I remember seeing your mother’s movie Very Good Girls at Sundance two years ago and then interviewing her about it, and walking away after speaking with her just feeling better about the world. She was very kind, confident, and wise. This is my segue into the video you’re a part of, about the complicated conversations about long-term care planning. How did you get involved and how has it sparked a conversation with you and your parents?

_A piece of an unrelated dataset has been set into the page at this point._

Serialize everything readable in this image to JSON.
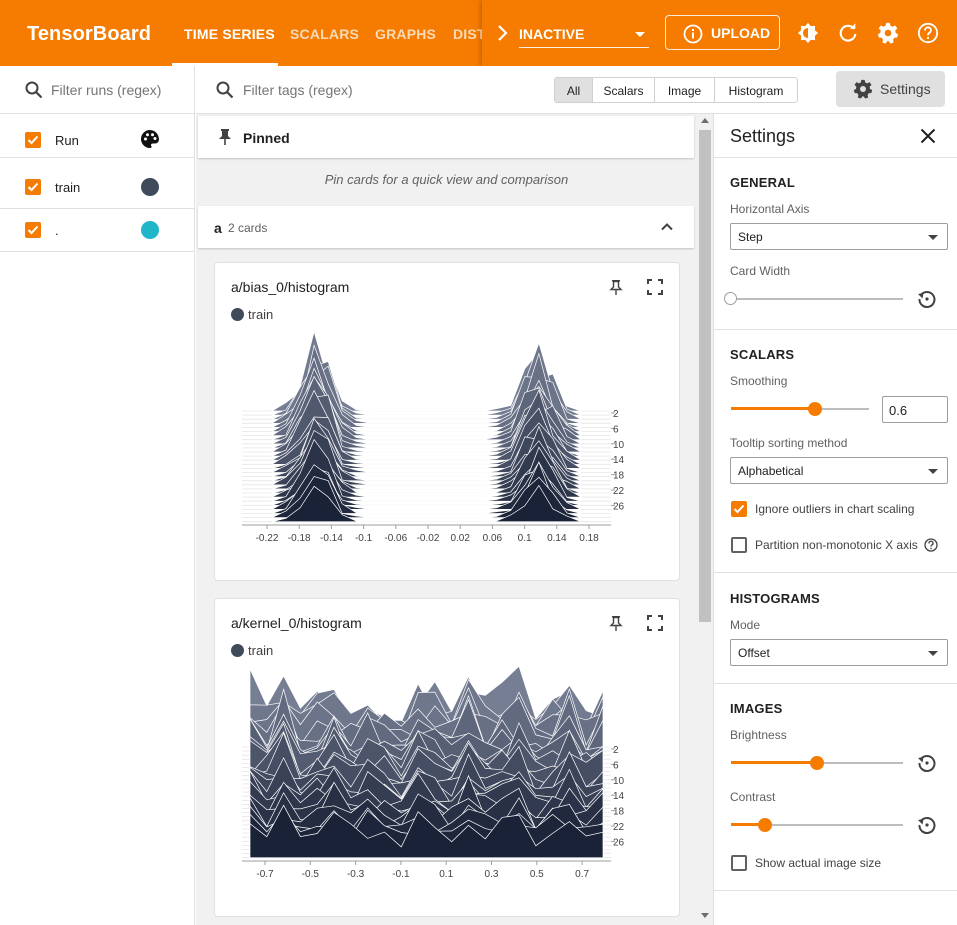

People ask me to do a lot of videos like that, and I don’t do them unless they resonate with me in some way, because I don’t have a lot of time. Look, you met my mom. I’ve been joking with her for awhile that I think she might be the first woman to direct her debut film as a grandmother, so that is just to say, she’s very vibrant, she’s very healthy, she’s full of life. I didn’t make this video because my parents seem like they’re starting to turn a corner into sickness or aging in a way that is incapacitating at all. My dad actually just had a baby. So my parents actually, in the third act of their life, feel more full of life to me than they did maybe in their 40s, and I think they would agree with that. But maybe because of that, I thought, “Wait— actually this is the time that we all need to discuss this.” And aging, and being incapacitated, and money, and all of that stuff is hard to talk about in any family. It’s much easier to think about putting away money for the college fund than it is to think about money that you have to put aside for aging and dying. It hadn’t occurred to me because it’s isn’t something that’s fun to daydream about. So when they came to me and asked me about this, when I took a second and thought about it, I thought, “That is actually something worth talking about.” It’s really simple, and it’s true, and I think it will be helpful to lots of people.

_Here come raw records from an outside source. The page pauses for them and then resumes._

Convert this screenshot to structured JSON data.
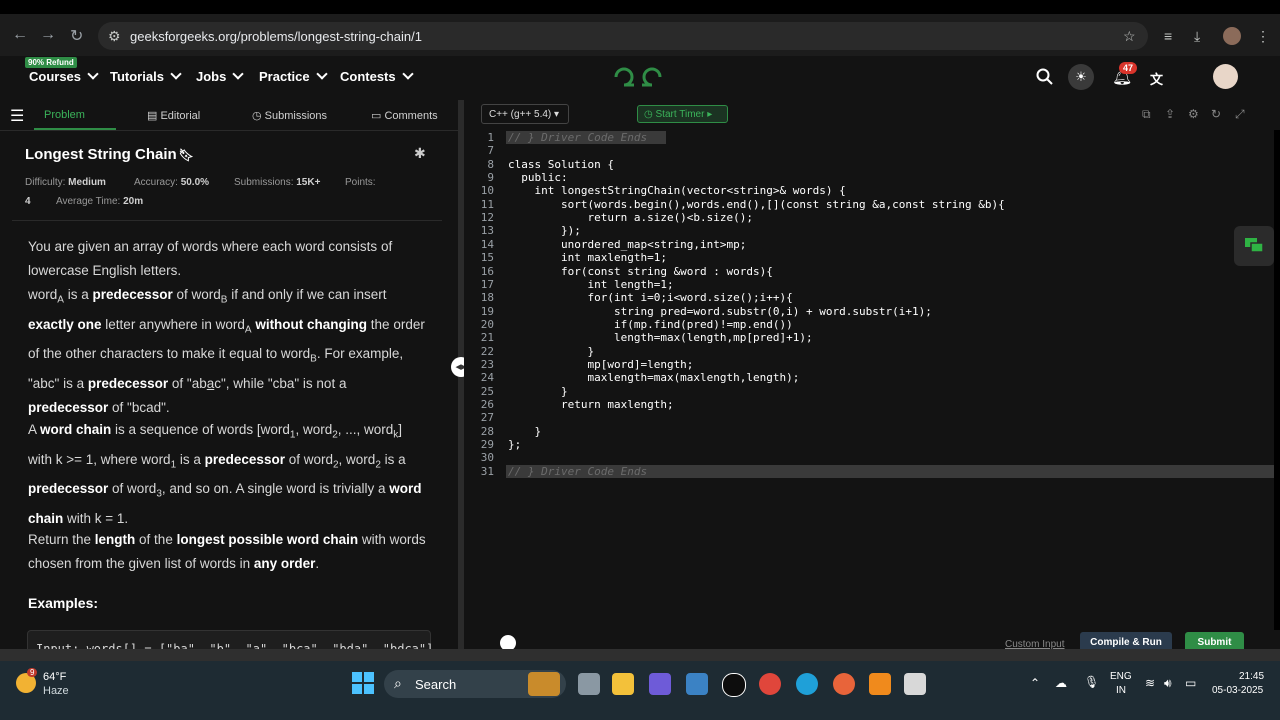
{
  "browser": {
    "url": "geeksforgeeks.org/problems/longest-string-chain/1"
  },
  "header": {
    "refund_badge": "90% Refund",
    "nav": [
      "Courses",
      "Tutorials",
      "Jobs",
      "Practice",
      "Contests"
    ],
    "notification_count": "47"
  },
  "tabs": [
    "Problem",
    "Editorial",
    "Submissions",
    "Comments"
  ],
  "problem": {
    "title": "Longest String Chain",
    "difficulty_label": "Difficulty:",
    "difficulty": "Medium",
    "accuracy_label": "Accuracy:",
    "accuracy": "50.0%",
    "submissions_label": "Submissions:",
    "submissions": "15K+",
    "points_label": "Points:",
    "points": "4",
    "avg_time_label": "Average Time:",
    "avg_time": "20m",
    "examples_title": "Examples:",
    "example_snippet": "Input: words[] = [\"ba\", \"b\", \"a\", \"bca\", \"bda\", \"bdca\"]"
  },
  "editor": {
    "language": "C++ (g++ 5.4)",
    "timer_label": "Start Timer",
    "lines": [
      {
        "n": "1",
        "t": "// } Driver Code Ends",
        "cls": "cm hl"
      },
      {
        "n": "7",
        "t": "",
        "cls": ""
      },
      {
        "n": "8",
        "t": "class Solution {",
        "cls": ""
      },
      {
        "n": "9",
        "t": "  public:",
        "cls": ""
      },
      {
        "n": "10",
        "t": "    int longestStringChain(vector<string>& words) {",
        "cls": ""
      },
      {
        "n": "11",
        "t": "        sort(words.begin(),words.end(),[](const string &a,const string &b){",
        "cls": ""
      },
      {
        "n": "12",
        "t": "            return a.size()<b.size();",
        "cls": ""
      },
      {
        "n": "13",
        "t": "        });",
        "cls": ""
      },
      {
        "n": "14",
        "t": "        unordered_map<string,int>mp;",
        "cls": ""
      },
      {
        "n": "15",
        "t": "        int maxlength=1;",
        "cls": ""
      },
      {
        "n": "16",
        "t": "        for(const string &word : words){",
        "cls": ""
      },
      {
        "n": "17",
        "t": "            int length=1;",
        "cls": ""
      },
      {
        "n": "18",
        "t": "            for(int i=0;i<word.size();i++){",
        "cls": ""
      },
      {
        "n": "19",
        "t": "                string pred=word.substr(0,i) + word.substr(i+1);",
        "cls": ""
      },
      {
        "n": "20",
        "t": "                if(mp.find(pred)!=mp.end())",
        "cls": ""
      },
      {
        "n": "21",
        "t": "                length=max(length,mp[pred]+1);",
        "cls": ""
      },
      {
        "n": "22",
        "t": "            }",
        "cls": ""
      },
      {
        "n": "23",
        "t": "            mp[word]=length;",
        "cls": ""
      },
      {
        "n": "24",
        "t": "            maxlength=max(maxlength,length);",
        "cls": ""
      },
      {
        "n": "25",
        "t": "        }",
        "cls": ""
      },
      {
        "n": "26",
        "t": "        return maxlength;",
        "cls": ""
      },
      {
        "n": "27",
        "t": "",
        "cls": ""
      },
      {
        "n": "28",
        "t": "    }",
        "cls": ""
      },
      {
        "n": "29",
        "t": "};",
        "cls": ""
      },
      {
        "n": "30",
        "t": "",
        "cls": ""
      },
      {
        "n": "31",
        "t": "// } Driver Code Ends",
        "cls": "cm hl"
      }
    ],
    "custom_input": "Custom Input",
    "compile_run": "Compile & Run",
    "submit": "Submit"
  },
  "taskbar": {
    "temp": "64°F",
    "weather": "Haze",
    "weather_badge": "9",
    "search": "Search",
    "lang_top": "ENG",
    "lang_bottom": "IN",
    "time": "21:45",
    "date": "05-03-2025"
  }
}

I’ve been thinking a lot about the British and American approaches to acting, and why we have so many Brits thriving in Hollywood today, playing American roles in Selma and 12 Years a Slave. You studied a bit at the Royal Academy in London, right? Any theories on why there seems to be this influx of British actors right now.

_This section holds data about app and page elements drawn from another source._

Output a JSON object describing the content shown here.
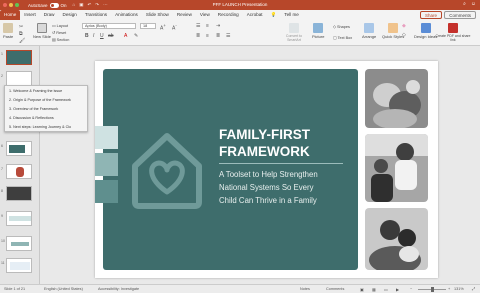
{
  "titlebar": {
    "autosave_label": "AutoSave",
    "toggle_state": "On",
    "document_title": "PFF LAUNCH Presentation",
    "search_label": "Tell me",
    "traffic_colors": [
      "#ed6a5e",
      "#f5bf4f",
      "#62c554"
    ]
  },
  "tabs": [
    "Home",
    "Insert",
    "Draw",
    "Design",
    "Transitions",
    "Animations",
    "Slide Show",
    "Review",
    "View",
    "Recording",
    "Acrobat"
  ],
  "tell_me": "Tell me",
  "share_label": "Share",
  "comments_label": "Comments",
  "ribbon": {
    "paste": "Paste",
    "new_slide": "New Slide",
    "layout": "Layout",
    "reset": "Reset",
    "section": "Section",
    "font_name": "Aptos (Body)",
    "font_size": "18",
    "convert_smartart": "Convert to SmartArt",
    "picture": "Picture",
    "text_box": "Text Box",
    "shapes": "Shapes",
    "arrange": "Arrange",
    "quick_styles": "Quick Styles",
    "design_ideas": "Design Ideas",
    "create_pdf": "Create PDF and share link"
  },
  "thumbnails": [
    "1",
    "2",
    "3",
    "4",
    "5",
    "6",
    "7",
    "8",
    "9",
    "10",
    "11",
    "12"
  ],
  "outline_items": [
    "1. Welcome & Framing the issue",
    "2. Origin & Purpose of the Framework",
    "3. Overview of the Framework",
    "4. Discussion & Reflections",
    "5. Next steps: Learning Journey & Clo"
  ],
  "slide": {
    "title_line1": "FAMILY-FIRST",
    "title_line2": "FRAMEWORK",
    "subtitle_line1": "A Toolset to Help Strengthen",
    "subtitle_line2": "National Systems So Every",
    "subtitle_line3": "Child Can Thrive in a Family",
    "logo_icon": "house-heart-icon",
    "accent_color": "#3e6d6c",
    "square_colors": [
      "#cfe2e2",
      "#8fb5b4",
      "#5f8f8e"
    ],
    "photos": [
      "family-photo-1",
      "family-photo-2",
      "family-photo-3"
    ]
  },
  "status": {
    "slide_info": "Slide 1 of 21",
    "language": "English (United States)",
    "accessibility": "Accessibility: Investigate",
    "notes": "Notes",
    "comments": "Comments",
    "zoom": "131%"
  }
}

That’s interesting, because I’m the opposite right? I just did this British television show, played a British woman. I did spend a summer at RADA, but I would say I have a lot more insight into that question based on having worked over there, and actually many times, doing Nanny McPhee and Hysteria. We shot Batman over there. Peter [Sarsgaard] made An Education over there. But really An Honourable Woman, I would say, that was the one where I got to really get a taste of the London acting community. And I was totally blown away. I think there is a sense that English actors are more cerebral, are more about looking for an intellectual way in. And I think that’s probably true. But that’s not my way. I found that whatever your way in is, if it’s intellectual, if it’s all about a physical technique, ultimately everybody’s basically after the same thing, which is a connection with another person and an expression of something that’s real. And however you get there, you get there. I listened to this podcast that Ellen Burstyn gave a couple of days ago and she said something like, “A lot of people have a misconception that acting is about lying or making things up or make-believe, but acting actually is about telling the absolute truth.” And that is, I think, a kind of American way of expressing it, and I don’t know if my British friends would agree on the surface, but my impression having worked with so many incredible British actors is everybody’s after that same truthfulness.